● Task: Below are some entries. Copy each line in them that holds "color".

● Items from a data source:
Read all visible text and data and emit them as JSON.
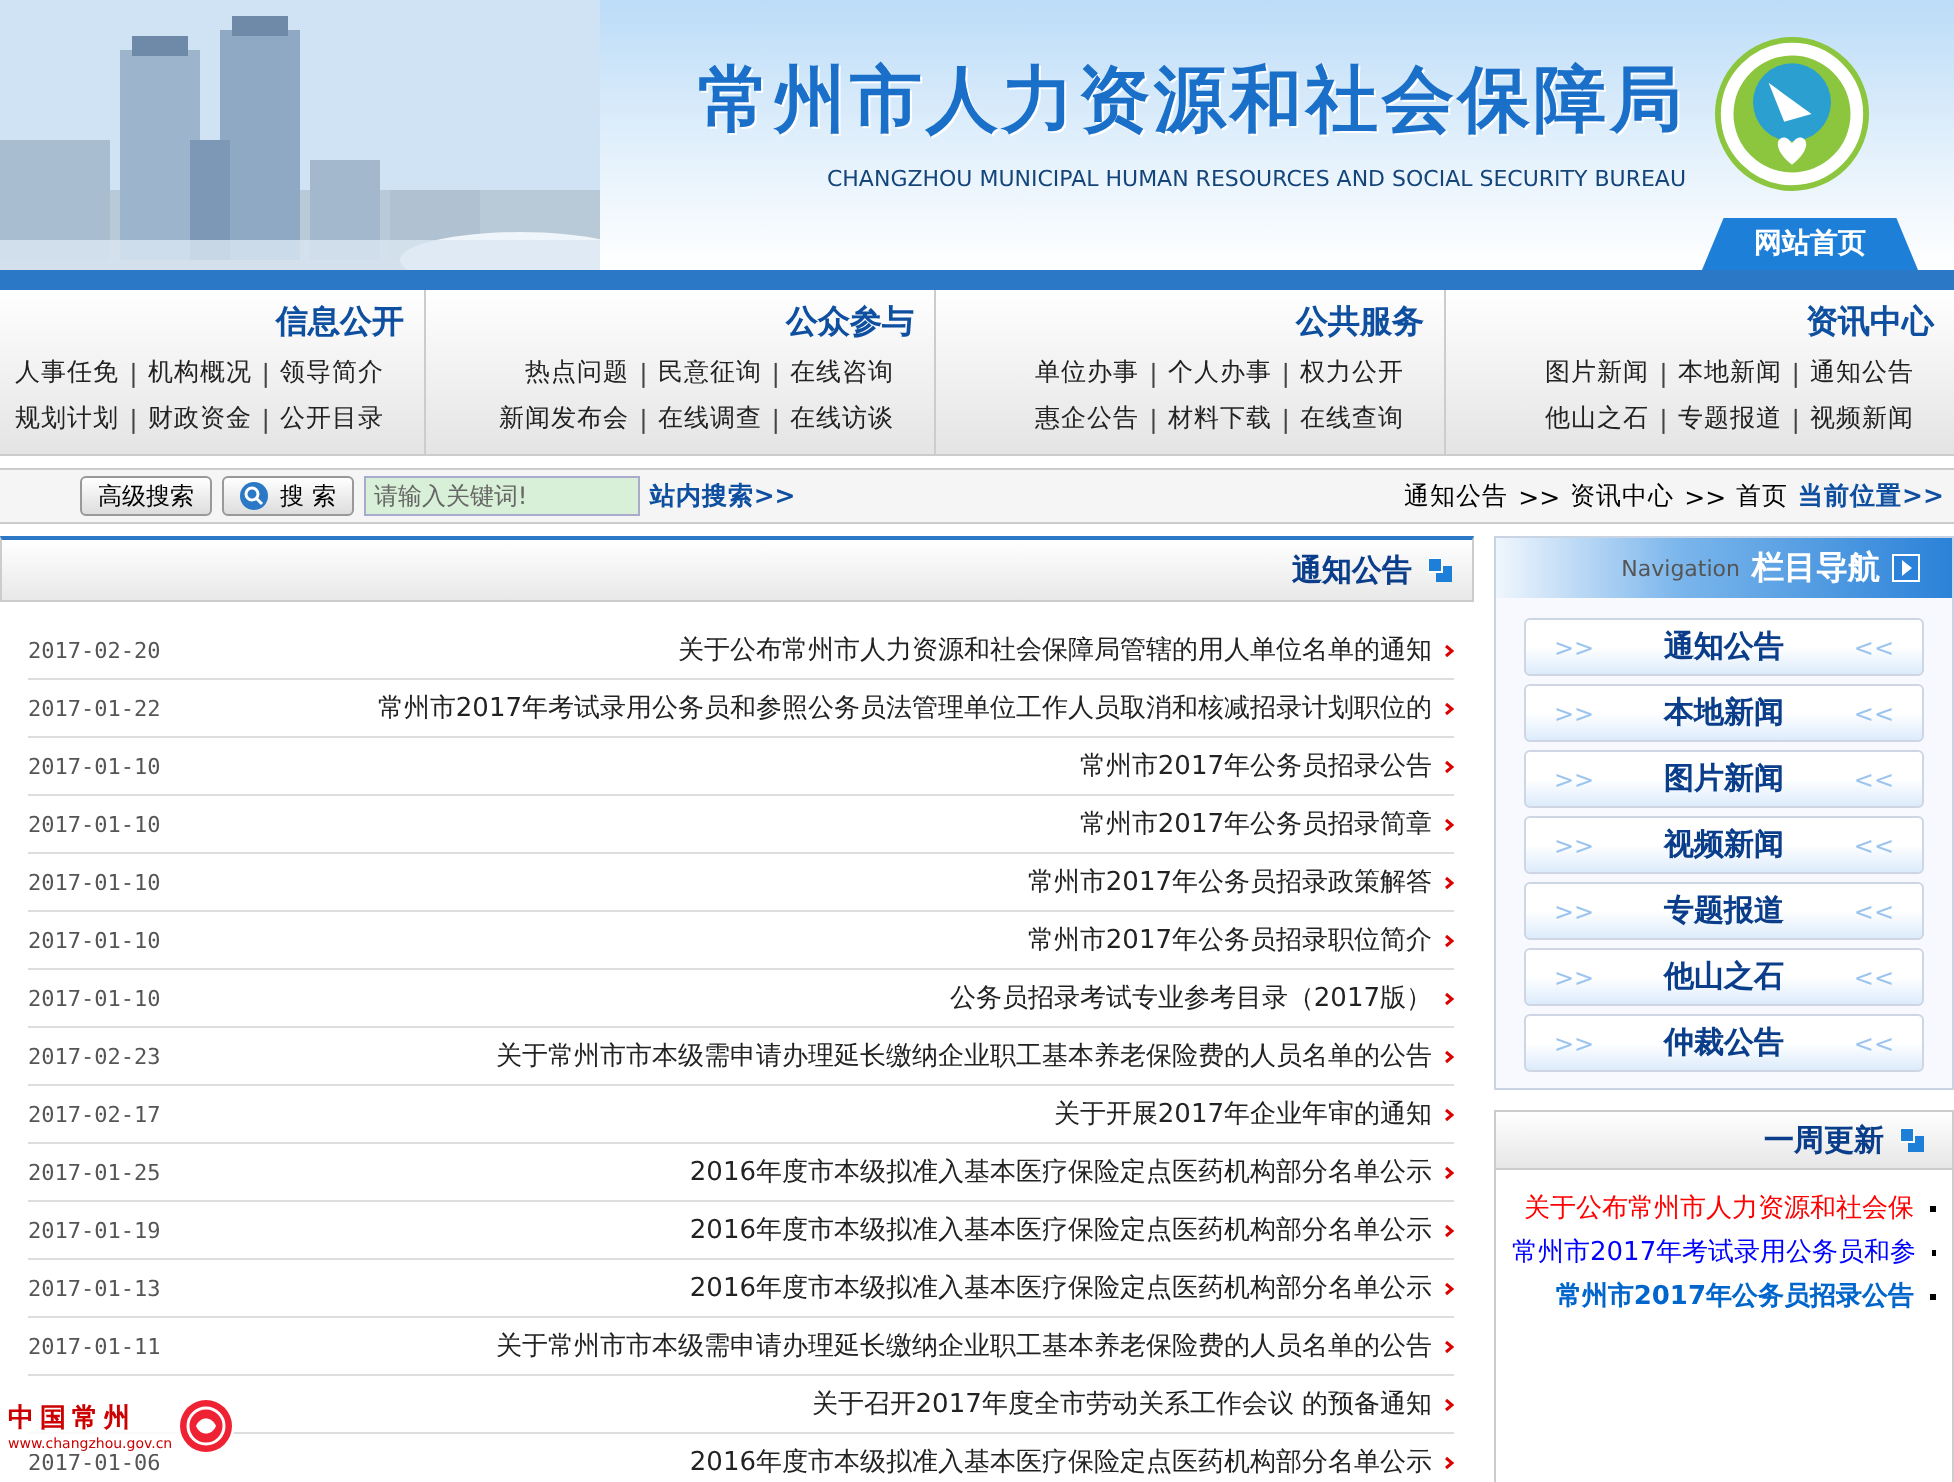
{
  "header": {
    "title": "常州市人力资源和社会保障局",
    "subtitle": "CHANGZHOU MUNICIPAL HUMAN RESOURCES AND SOCIAL SECURITY BUREAU",
    "home_tab": "网站首页"
  },
  "nav": {
    "separator": "|",
    "sections": [
      {
        "title": "信息公开",
        "rows": [
          [
            "人事任免",
            "机构概况",
            "领导简介"
          ],
          [
            "规划计划",
            "财政资金",
            "公开目录"
          ]
        ]
      },
      {
        "title": "公众参与",
        "rows": [
          [
            "热点问题",
            "民意征询",
            "在线咨询"
          ],
          [
            "新闻发布会",
            "在线调查",
            "在线访谈"
          ]
        ]
      },
      {
        "title": "公共服务",
        "rows": [
          [
            "单位办事",
            "个人办事",
            "权力公开"
          ],
          [
            "惠企公告",
            "材料下载",
            "在线查询"
          ]
        ]
      },
      {
        "title": "资讯中心",
        "rows": [
          [
            "图片新闻",
            "本地新闻",
            "通知公告"
          ],
          [
            "他山之石",
            "专题报道",
            "视频新闻"
          ]
        ]
      }
    ]
  },
  "breadcrumb": {
    "label": "当前位置>>",
    "items": [
      "通知公告",
      "资讯中心",
      "首页"
    ],
    "separator": ">>"
  },
  "search": {
    "label": "站内搜索>>",
    "placeholder": "请输入关键词!",
    "button": "搜 索",
    "advanced": "高级搜索"
  },
  "sidebar": {
    "title": "栏目导航",
    "subtitle": "Navigation",
    "arrows": "<<",
    "end_arrows": ">>",
    "items": [
      "通知公告",
      "本地新闻",
      "图片新闻",
      "视频新闻",
      "专题报道",
      "他山之石",
      "仲裁公告"
    ]
  },
  "weekly": {
    "title": "一周更新",
    "items": [
      {
        "text": "关于公布常州市人力资源和社会保",
        "color": "#ff0000",
        "bold": false
      },
      {
        "text": "常州市2017年考试录用公务员和参",
        "color": "#0000ff",
        "bold": false
      },
      {
        "text": "常州市2017年公务员招录公告",
        "color": "#0066cc",
        "bold": true
      }
    ]
  },
  "main": {
    "title": "通知公告",
    "rows": [
      {
        "title": "关于公布常州市人力资源和社会保障局管辖的用人单位名单的通知",
        "date": "2017-02-20"
      },
      {
        "title": "常州市2017年考试录用公务员和参照公务员法管理单位工作人员取消和核减招录计划职位的",
        "date": "2017-01-22"
      },
      {
        "title": "常州市2017年公务员招录公告",
        "date": "2017-01-10"
      },
      {
        "title": "常州市2017年公务员招录简章",
        "date": "2017-01-10"
      },
      {
        "title": "常州市2017年公务员招录政策解答",
        "date": "2017-01-10"
      },
      {
        "title": "常州市2017年公务员招录职位简介",
        "date": "2017-01-10"
      },
      {
        "title": "公务员招录考试专业参考目录（2017版）",
        "date": "2017-01-10"
      },
      {
        "title": "关于常州市市本级需申请办理延长缴纳企业职工基本养老保险费的人员名单的公告",
        "date": "2017-02-23"
      },
      {
        "title": "关于开展2017年企业年审的通知",
        "date": "2017-02-17"
      },
      {
        "title": "2016年度市本级拟准入基本医疗保险定点医药机构部分名单公示",
        "date": "2017-01-25"
      },
      {
        "title": "2016年度市本级拟准入基本医疗保险定点医药机构部分名单公示",
        "date": "2017-01-19"
      },
      {
        "title": "2016年度市本级拟准入基本医疗保险定点医药机构部分名单公示",
        "date": "2017-01-13"
      },
      {
        "title": "关于常州市市本级需申请办理延长缴纳企业职工基本养老保险费的人员名单的公告",
        "date": "2017-01-11"
      },
      {
        "title": "关于召开2017年度全市劳动关系工作会议 的预备通知"
      },
      {
        "title": "2016年度市本级拟准入基本医疗保险定点医药机构部分名单公示",
        "date": "2017-01-06"
      }
    ]
  },
  "badge": {
    "title": "中国常州",
    "url": "www.changzhou.gov.cn"
  }
}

● Solution for this task:
        "color": "#ff0000",
        "color": "#0000ff",
        "color": "#0066cc",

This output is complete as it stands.